An artist's concept of a wheel habitat under construction at an asteroid, a vision of space settlement by the asteroid-mining company Deep Space Industries.
Credit: Deep Space Industries
SAN FRANCISCO - Legions of scientists, engineers and entrepreneurs are gathering in Silicon Valley this week to discuss the rise and impact of the commercial space industry.
The Space Frontier Foundation's annual NewSpace conference runs from Thursday through Saturday (July 25-27) in San Jose, Calif. Among the many speakers are NASA deputy chief Lori Garver, Commercial Spaceflight Federation president Michael Lopez-Alegria and Congressman Dana Rohrabacher (R-Calif.).
"The three-day event will focus on the current, near-term, and future potential and challenges of the emerging commercial space industry," Space Frontier Foundation officials wrote on the NewSpace 2013 website.
"People from throughout the space, advocacy and technology industries to those in startups, government and media bring their ideas for opening the high frontier, making this conference a hotbed of innovation and partnership," they added.
Panels at NewSpace 2013, which is being held at the DoubleTree Inn in San Jose, will address a variety of topics, including the commercial research potential of the International Space Station; the challenges and promise of space mining; new technologies that could aid space exploration and settlement; and the current legal landscape of space-resource utilization.
Such discussions are becoming more and more timely, as the commercial space sector has been gathering momentum over the last few years. Virgin Galactic and XCOR Aerospace, for example, may begin launching paying customers to suborbital space within the next year or so.
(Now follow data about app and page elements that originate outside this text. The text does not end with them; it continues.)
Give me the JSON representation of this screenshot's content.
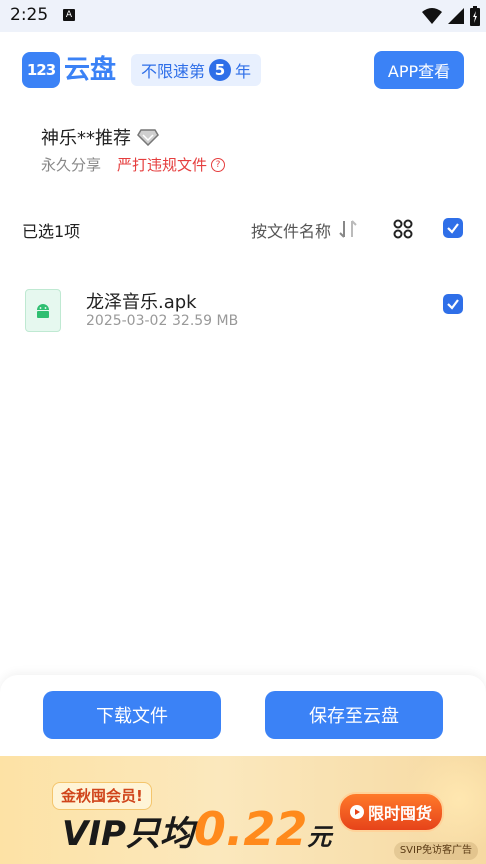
{
  "status_bar": {
    "time": "2:25",
    "notif_icon_letter": "A"
  },
  "header": {
    "logo_mark": "123",
    "logo_text": "云盘",
    "promo_prefix": "不限速第",
    "promo_number": "5",
    "promo_suffix": "年",
    "app_button": "APP查看"
  },
  "share": {
    "title": "神乐**推荐",
    "permanence": "永久分享",
    "warning": "严打违规文件",
    "help_glyph": "?"
  },
  "toolbar": {
    "selected_count": "已选1项",
    "sort_label": "按文件名称"
  },
  "files": [
    {
      "name": "龙泽音乐.apk",
      "date": "2025-03-02",
      "size": "32.59 MB",
      "checked": true
    }
  ],
  "actions": {
    "download": "下载文件",
    "save": "保存至云盘"
  },
  "ad": {
    "tag": "金秋囤会员!",
    "headline_prefix": "VIP只均",
    "price": "0.22",
    "unit": "元",
    "cta": "限时囤货",
    "footer": "SVIP免访客广告"
  },
  "colors": {
    "accent": "#3b82f6",
    "warning": "#e53e3e",
    "ad_price": "#ff8a1c"
  }
}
Further, two separate companies — Deep Space Industries and the billionaire-backed Planetary Resources — recently announced their ambitions to mine water and precious metals from near-Earth asteroids. And a handful of other firms, such as Moon Express and the Shackleton Energy Company, aim to extract resources from the moon.
Those who can't make it to San Jose can still watch the sessions, which will be streamed live via Spacevidcast.com. If possible, SPACE.com will carry For more information, visit the NewSpace 2013 website: http://newspace.spacefrontier.org/